From the data below, return all lines holding the string "obsolete".

THE DATA START

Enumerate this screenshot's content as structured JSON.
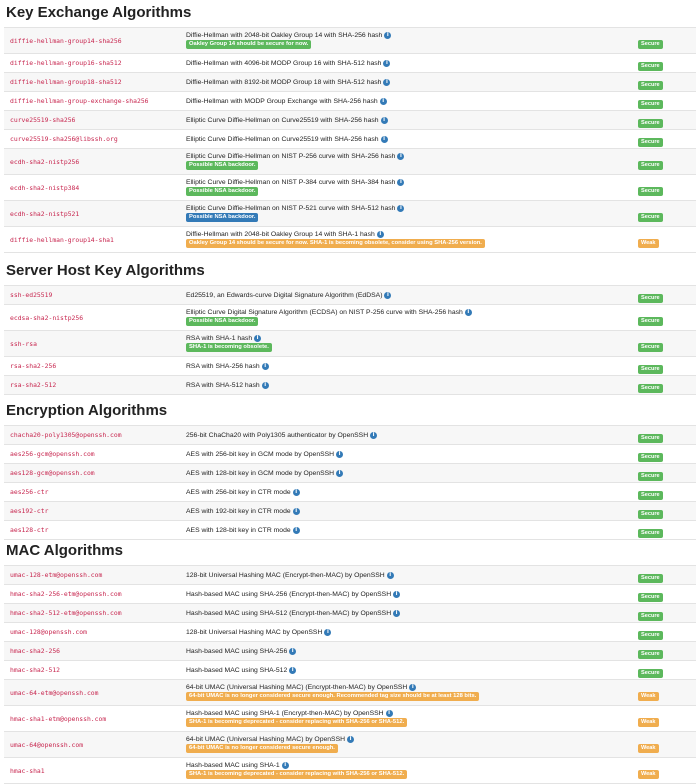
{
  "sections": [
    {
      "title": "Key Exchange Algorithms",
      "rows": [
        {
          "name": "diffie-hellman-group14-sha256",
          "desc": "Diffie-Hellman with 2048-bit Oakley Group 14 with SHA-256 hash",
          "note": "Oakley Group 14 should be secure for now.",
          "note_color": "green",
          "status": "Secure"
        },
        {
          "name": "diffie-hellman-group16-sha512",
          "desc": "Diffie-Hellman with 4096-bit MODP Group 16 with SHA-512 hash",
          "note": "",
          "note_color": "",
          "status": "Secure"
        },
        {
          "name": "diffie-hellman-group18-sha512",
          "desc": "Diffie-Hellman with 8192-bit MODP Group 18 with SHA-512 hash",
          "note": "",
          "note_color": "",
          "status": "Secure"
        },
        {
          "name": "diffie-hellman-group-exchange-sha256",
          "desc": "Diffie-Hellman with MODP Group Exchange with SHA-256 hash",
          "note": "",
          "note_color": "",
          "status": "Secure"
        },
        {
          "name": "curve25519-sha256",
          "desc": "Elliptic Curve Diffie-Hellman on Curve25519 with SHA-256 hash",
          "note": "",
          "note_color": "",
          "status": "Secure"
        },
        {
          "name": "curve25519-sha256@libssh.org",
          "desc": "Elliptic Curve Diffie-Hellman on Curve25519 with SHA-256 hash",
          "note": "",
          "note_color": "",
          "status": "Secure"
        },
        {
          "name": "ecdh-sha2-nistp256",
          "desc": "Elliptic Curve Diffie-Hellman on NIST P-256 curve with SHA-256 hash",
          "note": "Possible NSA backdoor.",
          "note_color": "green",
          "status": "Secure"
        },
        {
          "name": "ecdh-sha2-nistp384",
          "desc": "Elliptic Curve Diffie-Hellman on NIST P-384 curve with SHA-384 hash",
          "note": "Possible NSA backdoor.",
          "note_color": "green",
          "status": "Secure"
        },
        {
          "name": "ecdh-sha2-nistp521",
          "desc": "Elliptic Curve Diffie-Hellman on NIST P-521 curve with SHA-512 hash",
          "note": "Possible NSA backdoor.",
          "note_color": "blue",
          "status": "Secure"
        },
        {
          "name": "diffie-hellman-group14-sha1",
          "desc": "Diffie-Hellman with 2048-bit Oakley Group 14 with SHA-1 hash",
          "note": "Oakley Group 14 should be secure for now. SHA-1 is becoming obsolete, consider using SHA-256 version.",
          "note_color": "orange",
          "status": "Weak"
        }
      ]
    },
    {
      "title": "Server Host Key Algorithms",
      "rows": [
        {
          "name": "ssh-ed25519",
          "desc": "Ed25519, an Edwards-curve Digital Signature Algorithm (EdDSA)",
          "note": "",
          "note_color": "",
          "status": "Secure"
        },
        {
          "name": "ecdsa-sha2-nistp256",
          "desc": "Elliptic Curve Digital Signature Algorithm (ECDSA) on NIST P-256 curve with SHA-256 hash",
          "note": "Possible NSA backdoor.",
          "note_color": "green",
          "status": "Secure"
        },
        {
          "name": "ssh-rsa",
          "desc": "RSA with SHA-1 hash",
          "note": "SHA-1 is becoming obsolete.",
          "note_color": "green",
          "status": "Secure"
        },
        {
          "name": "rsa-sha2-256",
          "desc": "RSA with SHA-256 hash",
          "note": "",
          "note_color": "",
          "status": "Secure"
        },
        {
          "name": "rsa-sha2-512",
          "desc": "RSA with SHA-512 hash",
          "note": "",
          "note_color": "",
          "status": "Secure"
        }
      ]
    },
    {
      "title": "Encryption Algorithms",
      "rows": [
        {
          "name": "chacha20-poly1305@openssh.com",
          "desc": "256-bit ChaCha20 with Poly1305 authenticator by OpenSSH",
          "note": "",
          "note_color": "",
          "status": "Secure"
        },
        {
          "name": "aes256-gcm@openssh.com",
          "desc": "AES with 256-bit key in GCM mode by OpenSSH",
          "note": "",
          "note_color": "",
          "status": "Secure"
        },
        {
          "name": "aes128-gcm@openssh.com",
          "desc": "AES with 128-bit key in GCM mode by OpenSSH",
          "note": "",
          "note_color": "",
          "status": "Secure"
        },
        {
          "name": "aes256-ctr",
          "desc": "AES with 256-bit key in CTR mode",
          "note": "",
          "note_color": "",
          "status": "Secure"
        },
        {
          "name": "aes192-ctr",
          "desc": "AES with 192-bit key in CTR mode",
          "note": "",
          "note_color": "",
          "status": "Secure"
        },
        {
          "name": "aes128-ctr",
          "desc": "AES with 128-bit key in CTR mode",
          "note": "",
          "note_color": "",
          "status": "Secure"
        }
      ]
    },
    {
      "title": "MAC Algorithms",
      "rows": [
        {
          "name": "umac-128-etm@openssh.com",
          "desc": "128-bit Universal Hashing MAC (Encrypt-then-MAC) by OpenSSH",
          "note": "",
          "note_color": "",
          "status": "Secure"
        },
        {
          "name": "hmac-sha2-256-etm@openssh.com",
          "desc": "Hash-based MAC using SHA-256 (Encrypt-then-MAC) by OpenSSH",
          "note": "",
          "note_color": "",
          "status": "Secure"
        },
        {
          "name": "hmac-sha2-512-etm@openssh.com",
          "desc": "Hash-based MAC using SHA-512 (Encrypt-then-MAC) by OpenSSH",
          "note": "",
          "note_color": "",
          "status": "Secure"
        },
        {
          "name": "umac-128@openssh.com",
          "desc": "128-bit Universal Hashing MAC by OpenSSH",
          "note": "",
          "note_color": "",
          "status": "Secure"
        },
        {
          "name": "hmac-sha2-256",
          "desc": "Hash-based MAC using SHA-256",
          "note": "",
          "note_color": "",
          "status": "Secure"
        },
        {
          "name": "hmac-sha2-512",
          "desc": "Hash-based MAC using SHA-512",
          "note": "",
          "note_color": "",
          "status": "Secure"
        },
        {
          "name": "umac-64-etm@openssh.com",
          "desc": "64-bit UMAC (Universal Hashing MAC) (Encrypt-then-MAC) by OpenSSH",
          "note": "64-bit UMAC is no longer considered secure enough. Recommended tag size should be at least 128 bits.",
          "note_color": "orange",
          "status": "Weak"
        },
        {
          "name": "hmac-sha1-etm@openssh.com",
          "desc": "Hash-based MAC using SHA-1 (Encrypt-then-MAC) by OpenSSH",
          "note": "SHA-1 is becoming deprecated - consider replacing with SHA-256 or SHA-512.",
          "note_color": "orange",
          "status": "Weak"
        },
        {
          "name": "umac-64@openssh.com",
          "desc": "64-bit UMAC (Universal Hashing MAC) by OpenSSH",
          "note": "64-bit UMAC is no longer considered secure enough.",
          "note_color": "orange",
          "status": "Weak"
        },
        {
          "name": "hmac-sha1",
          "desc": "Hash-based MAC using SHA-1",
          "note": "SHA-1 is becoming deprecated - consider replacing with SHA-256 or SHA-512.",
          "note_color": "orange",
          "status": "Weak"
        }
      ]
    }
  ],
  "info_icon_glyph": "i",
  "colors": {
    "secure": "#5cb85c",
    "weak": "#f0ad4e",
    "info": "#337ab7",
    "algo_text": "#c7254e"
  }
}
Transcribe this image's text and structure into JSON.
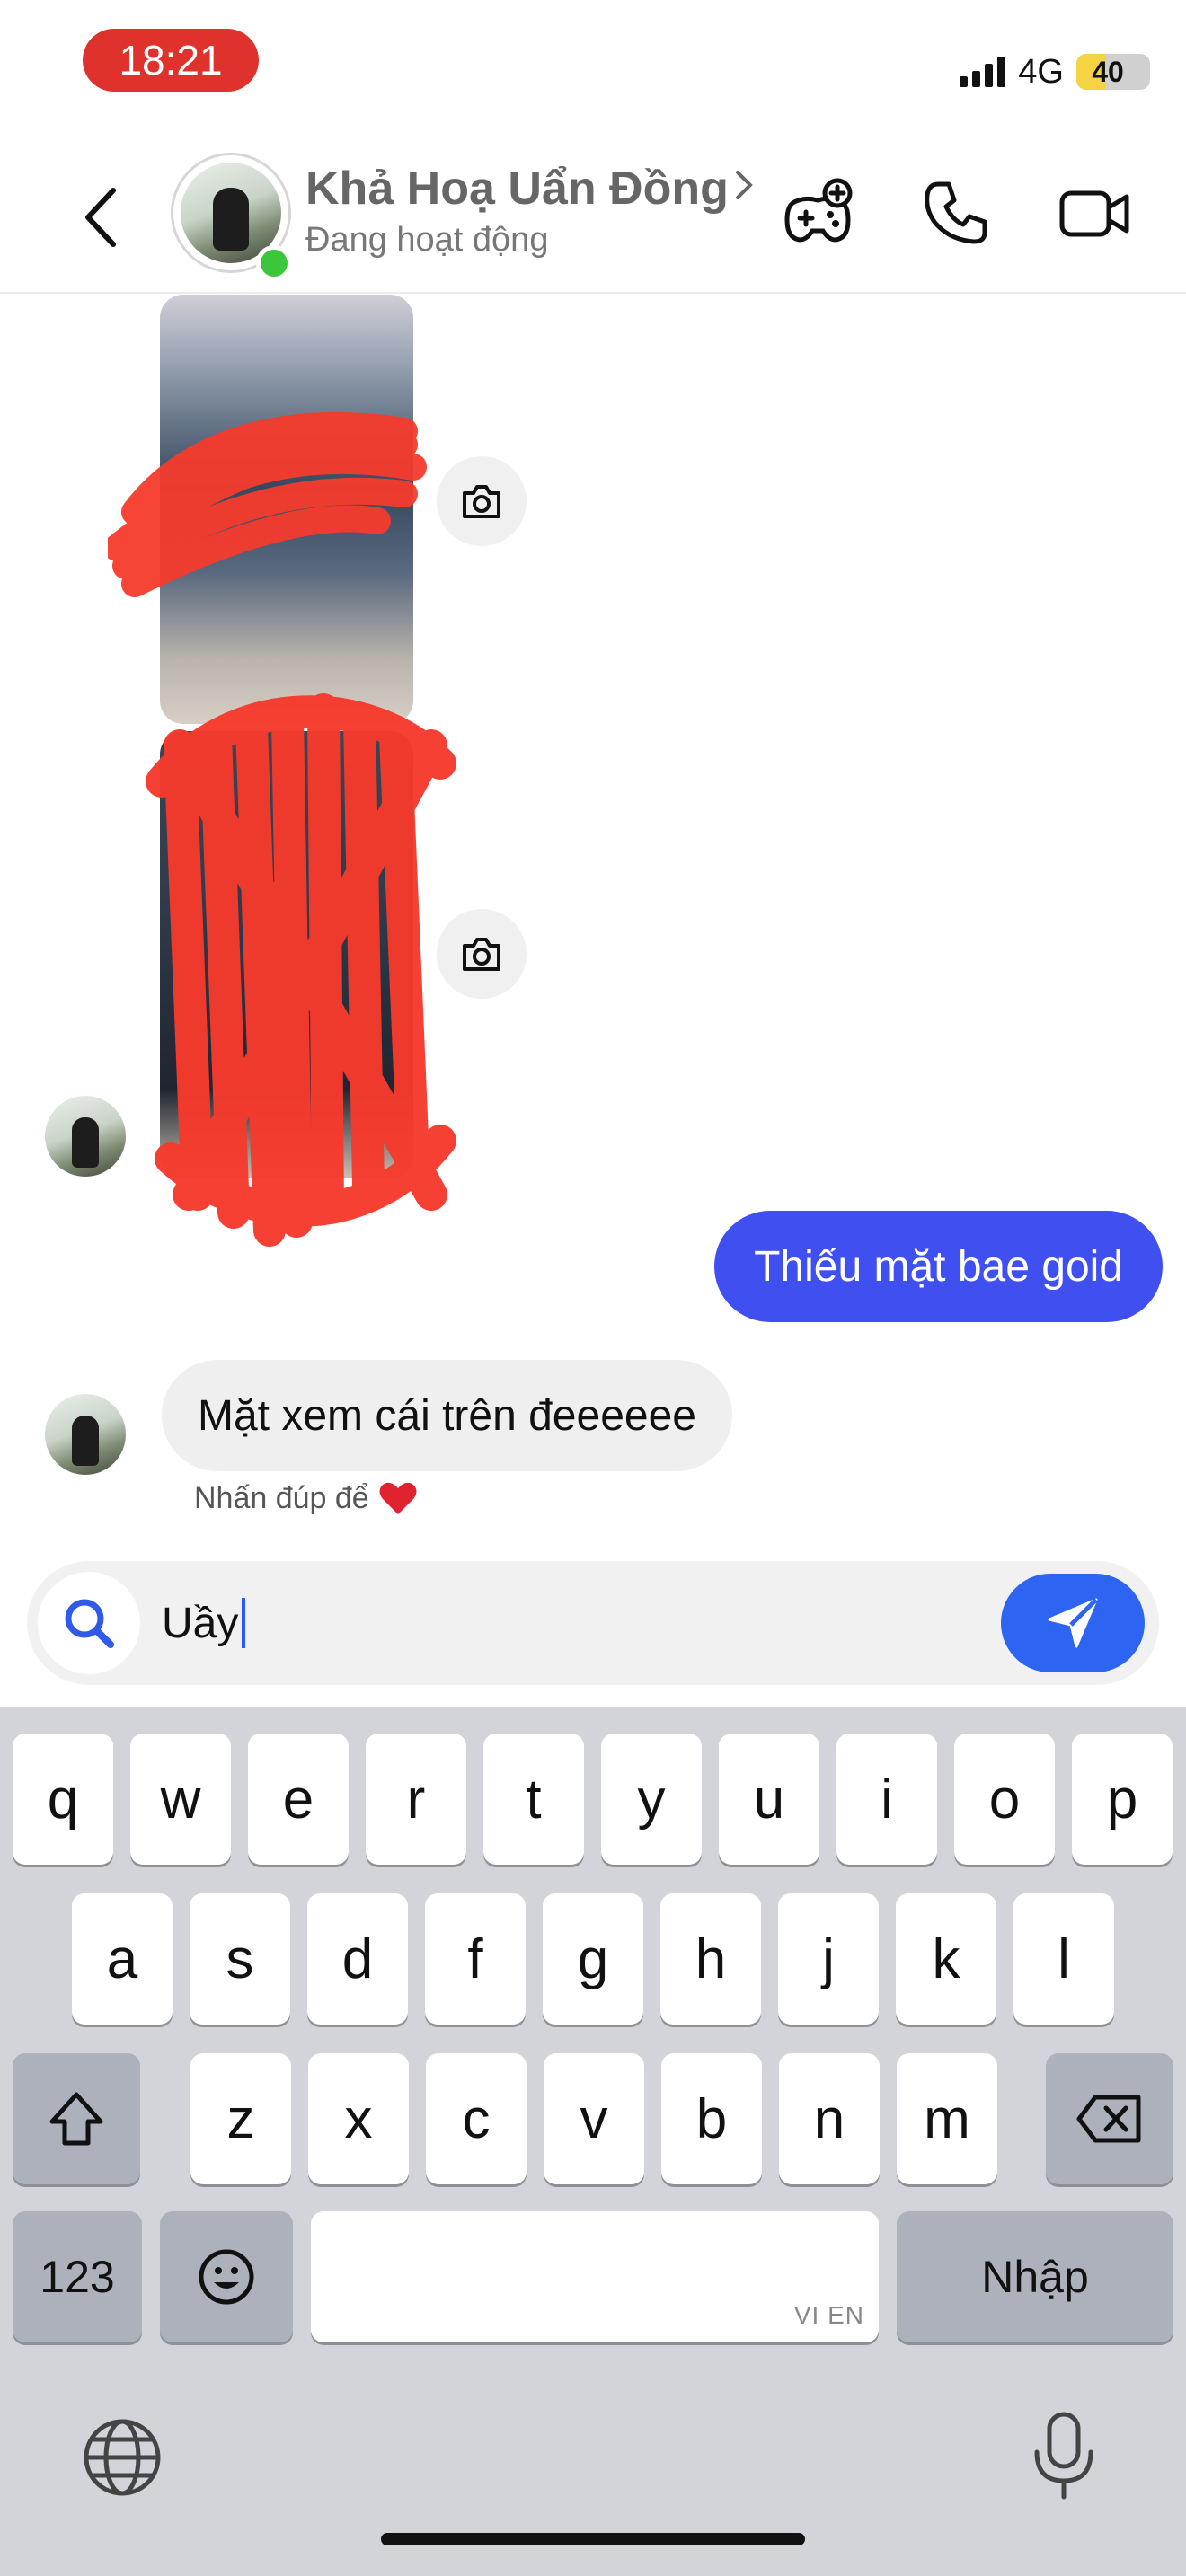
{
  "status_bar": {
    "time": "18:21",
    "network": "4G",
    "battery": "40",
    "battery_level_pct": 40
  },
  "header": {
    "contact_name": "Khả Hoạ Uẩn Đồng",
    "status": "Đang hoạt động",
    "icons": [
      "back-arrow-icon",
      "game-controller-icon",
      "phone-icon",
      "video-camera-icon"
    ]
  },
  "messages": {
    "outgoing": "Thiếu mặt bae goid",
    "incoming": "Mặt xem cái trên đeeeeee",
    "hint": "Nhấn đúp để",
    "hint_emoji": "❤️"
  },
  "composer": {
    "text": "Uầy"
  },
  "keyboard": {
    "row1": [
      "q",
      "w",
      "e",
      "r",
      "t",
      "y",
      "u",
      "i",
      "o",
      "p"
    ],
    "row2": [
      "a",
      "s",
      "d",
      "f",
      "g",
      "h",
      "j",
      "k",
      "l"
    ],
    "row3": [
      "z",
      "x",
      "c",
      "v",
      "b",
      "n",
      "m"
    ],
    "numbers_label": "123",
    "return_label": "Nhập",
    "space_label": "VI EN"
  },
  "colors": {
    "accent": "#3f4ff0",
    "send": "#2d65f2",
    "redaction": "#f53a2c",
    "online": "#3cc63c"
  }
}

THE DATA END

[ANSWER TO THE EXERCISE]:
          "note": "Oakley Group 14 should be secure for now. SHA-1 is becoming obsolete, consider using SHA-256 version.",
          "note": "SHA-1 is becoming obsolete.",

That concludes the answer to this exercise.